What Is a Casino?

A casino is a gambling establishment offering a wide variety of games of chance. Some casinos also offer table games that require some degree of skill. These include blackjack, craps, roulette, baccarat and video poker. Many countries have legalized casinos. Some casinos are located in hotel/casino complexes, while others stand alone and are not connected to any other resort facilities. Some casinos are operated by Native American tribes. In the United States, most casinos are located in Nevada.

Some casinos are staffed by dealers who oversee the games, looking for cheating or suspicious betting patterns. In addition, casinos make use of technology to monitor the games. For example, “chip tracking” allows casinos to oversee the exact amount of money wagered minute by minute and be warned of any anomalies; roulette wheels are electronically monitored regularly so that any statistical deviations can be quickly discovered. Casino security is a major concern, given the large amounts of money handled within the facility. In an attempt to deter theft, casinos discourage the use of real money and instead require patrons to exchange cash for chips, which look nothing like real money. This makes it more difficult for patrons to try to steal from one another or the staff. In addition, most casinos have security cameras throughout the property.

Most casinos make their money by charging a percentage of the total amount bet to the winners, which is called the house edge. The amount of the house edge varies by game and can be very small, or more than two percent in some cases. In addition to this fee, some casinos earn a significant portion of their revenue from slot machines and video poker.

In addition, some casinos make substantial profits from the admissions fees paid by non-gambling guests. These revenues are used to finance casino decorations and amenities, such as fountains, giant pyramids and towers, replicas of famous landmarks, and upscale restaurants. Some casinos also offer a variety of other entertainment options, such as shows and horse racing.

Casinos are also a major source of revenue for local governments. They generate considerable tax revenue that can help to offset the costs of essential services and public infrastructure projects, and can sometimes allow politicians to avoid raising taxes in other areas. Casinos can also be a source of employment, particularly when they are located in areas where unemployment rates are high.

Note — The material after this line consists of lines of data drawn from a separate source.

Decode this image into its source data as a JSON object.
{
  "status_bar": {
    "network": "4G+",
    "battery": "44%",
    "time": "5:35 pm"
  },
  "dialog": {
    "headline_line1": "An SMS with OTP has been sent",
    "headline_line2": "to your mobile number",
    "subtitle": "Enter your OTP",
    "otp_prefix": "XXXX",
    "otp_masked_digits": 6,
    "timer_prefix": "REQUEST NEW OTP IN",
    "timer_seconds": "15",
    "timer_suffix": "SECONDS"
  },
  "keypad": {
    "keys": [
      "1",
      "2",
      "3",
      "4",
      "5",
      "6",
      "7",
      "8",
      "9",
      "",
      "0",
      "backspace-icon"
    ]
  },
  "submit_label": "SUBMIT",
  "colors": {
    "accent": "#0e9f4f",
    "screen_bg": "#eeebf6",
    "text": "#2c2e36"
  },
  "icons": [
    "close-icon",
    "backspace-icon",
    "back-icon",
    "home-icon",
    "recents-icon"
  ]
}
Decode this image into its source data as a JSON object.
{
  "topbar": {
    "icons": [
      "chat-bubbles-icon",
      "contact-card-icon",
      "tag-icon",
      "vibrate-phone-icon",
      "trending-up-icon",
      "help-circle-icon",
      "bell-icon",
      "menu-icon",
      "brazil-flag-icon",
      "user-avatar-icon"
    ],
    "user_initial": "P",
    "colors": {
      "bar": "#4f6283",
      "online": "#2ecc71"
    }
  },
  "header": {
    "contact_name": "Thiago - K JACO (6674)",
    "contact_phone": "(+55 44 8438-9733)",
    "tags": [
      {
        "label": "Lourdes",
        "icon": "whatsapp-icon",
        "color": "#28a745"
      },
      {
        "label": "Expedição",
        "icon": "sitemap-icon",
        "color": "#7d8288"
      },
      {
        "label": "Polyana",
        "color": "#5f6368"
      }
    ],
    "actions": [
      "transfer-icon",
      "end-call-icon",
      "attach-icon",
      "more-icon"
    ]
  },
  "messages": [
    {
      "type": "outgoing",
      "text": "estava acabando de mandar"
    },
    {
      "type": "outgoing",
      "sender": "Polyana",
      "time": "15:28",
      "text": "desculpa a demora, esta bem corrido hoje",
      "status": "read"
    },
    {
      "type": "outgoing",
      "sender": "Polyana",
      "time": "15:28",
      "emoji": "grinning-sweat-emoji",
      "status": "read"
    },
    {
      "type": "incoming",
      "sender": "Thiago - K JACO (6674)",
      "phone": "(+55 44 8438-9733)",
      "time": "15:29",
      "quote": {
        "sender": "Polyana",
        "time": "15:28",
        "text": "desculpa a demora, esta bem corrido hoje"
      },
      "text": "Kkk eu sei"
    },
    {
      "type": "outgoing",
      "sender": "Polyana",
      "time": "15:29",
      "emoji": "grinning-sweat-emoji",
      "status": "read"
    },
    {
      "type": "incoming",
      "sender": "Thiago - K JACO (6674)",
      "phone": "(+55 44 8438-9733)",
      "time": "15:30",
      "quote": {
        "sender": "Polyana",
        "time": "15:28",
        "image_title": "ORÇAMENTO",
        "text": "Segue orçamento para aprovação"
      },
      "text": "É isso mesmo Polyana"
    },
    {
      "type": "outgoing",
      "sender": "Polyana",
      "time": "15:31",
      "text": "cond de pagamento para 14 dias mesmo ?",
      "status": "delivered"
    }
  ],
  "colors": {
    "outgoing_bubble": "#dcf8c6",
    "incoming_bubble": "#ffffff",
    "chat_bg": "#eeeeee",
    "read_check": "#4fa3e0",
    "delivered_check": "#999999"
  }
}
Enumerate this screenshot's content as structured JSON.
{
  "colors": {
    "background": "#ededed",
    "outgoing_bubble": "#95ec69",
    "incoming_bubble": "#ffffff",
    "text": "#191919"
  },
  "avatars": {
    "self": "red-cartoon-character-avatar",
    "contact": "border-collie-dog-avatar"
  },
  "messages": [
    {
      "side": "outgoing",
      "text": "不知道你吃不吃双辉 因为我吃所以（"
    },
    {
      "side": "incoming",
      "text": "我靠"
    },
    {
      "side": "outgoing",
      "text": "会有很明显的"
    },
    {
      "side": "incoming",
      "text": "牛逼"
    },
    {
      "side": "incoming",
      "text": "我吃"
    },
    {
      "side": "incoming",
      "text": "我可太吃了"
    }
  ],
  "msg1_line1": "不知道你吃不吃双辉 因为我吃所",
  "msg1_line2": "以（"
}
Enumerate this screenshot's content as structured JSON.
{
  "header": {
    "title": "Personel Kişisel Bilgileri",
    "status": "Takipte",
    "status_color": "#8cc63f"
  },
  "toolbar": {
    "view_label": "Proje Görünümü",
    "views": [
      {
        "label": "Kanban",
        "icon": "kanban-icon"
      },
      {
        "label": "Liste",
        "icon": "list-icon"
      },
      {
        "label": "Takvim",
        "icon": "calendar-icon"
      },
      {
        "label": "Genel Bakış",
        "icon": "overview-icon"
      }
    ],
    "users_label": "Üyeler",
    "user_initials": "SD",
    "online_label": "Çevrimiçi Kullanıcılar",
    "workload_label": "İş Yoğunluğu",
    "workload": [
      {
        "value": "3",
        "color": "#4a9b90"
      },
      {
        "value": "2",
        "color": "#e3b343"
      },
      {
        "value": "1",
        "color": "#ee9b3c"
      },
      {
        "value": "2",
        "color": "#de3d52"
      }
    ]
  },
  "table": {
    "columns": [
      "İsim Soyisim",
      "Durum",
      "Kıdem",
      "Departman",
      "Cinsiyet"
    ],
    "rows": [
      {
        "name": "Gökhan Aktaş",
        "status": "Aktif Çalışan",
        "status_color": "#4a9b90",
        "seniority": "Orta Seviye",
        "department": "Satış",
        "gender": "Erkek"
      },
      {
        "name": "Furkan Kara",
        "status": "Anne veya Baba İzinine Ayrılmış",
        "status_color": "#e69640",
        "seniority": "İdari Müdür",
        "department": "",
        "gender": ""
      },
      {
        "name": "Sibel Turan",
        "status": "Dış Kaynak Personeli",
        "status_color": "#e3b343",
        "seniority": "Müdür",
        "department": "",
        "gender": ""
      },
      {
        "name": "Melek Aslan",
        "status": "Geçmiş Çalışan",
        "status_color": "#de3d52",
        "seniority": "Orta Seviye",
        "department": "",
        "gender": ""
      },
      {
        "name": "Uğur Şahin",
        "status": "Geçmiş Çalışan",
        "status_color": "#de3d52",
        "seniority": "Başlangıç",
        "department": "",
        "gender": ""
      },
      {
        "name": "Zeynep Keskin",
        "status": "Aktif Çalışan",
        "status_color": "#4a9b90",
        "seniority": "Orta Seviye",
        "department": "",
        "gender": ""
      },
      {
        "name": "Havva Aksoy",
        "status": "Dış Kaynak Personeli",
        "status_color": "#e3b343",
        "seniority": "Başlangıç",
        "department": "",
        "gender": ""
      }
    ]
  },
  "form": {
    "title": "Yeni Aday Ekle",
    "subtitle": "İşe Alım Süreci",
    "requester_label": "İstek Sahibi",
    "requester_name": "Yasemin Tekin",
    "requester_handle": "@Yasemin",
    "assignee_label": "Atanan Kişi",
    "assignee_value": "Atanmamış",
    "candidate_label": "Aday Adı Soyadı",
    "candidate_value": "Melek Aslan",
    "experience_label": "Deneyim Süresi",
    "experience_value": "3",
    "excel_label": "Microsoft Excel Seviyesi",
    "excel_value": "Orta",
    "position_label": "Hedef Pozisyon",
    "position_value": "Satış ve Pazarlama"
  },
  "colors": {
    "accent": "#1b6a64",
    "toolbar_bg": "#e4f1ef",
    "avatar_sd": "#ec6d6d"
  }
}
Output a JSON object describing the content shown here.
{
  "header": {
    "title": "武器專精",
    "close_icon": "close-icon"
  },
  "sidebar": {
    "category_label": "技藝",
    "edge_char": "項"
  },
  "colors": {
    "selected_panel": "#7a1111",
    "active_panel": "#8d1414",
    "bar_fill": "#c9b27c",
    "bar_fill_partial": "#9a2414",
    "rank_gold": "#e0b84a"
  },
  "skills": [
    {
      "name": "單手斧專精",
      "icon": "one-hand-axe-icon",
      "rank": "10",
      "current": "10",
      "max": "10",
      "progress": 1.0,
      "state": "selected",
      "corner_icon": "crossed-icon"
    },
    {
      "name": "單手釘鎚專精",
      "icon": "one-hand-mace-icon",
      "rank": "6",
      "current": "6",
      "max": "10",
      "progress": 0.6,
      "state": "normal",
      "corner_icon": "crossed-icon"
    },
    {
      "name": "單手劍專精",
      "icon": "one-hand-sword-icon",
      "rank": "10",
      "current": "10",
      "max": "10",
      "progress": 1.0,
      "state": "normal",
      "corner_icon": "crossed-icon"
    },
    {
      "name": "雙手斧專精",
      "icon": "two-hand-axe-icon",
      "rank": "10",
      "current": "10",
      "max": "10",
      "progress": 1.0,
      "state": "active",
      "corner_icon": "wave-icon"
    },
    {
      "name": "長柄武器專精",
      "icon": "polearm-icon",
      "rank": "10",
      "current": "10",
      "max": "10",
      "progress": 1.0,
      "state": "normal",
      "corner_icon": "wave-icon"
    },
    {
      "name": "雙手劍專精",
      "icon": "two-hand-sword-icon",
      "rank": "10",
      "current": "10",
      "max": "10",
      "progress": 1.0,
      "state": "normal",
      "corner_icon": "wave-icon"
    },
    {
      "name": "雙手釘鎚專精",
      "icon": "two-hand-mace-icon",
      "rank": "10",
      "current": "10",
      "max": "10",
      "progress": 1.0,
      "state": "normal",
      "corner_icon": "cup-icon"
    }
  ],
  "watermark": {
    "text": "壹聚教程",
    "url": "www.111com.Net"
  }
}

Despite their reputation as places of excess and temptation, casinos are a vital source of economic activity in most communities. While they may not create jobs as quickly as other types of business, they can provide a steady stream of income and boost the economy of the surrounding area. In fact, studies have shown that counties with casinos have higher employment levels and higher wages than those without them.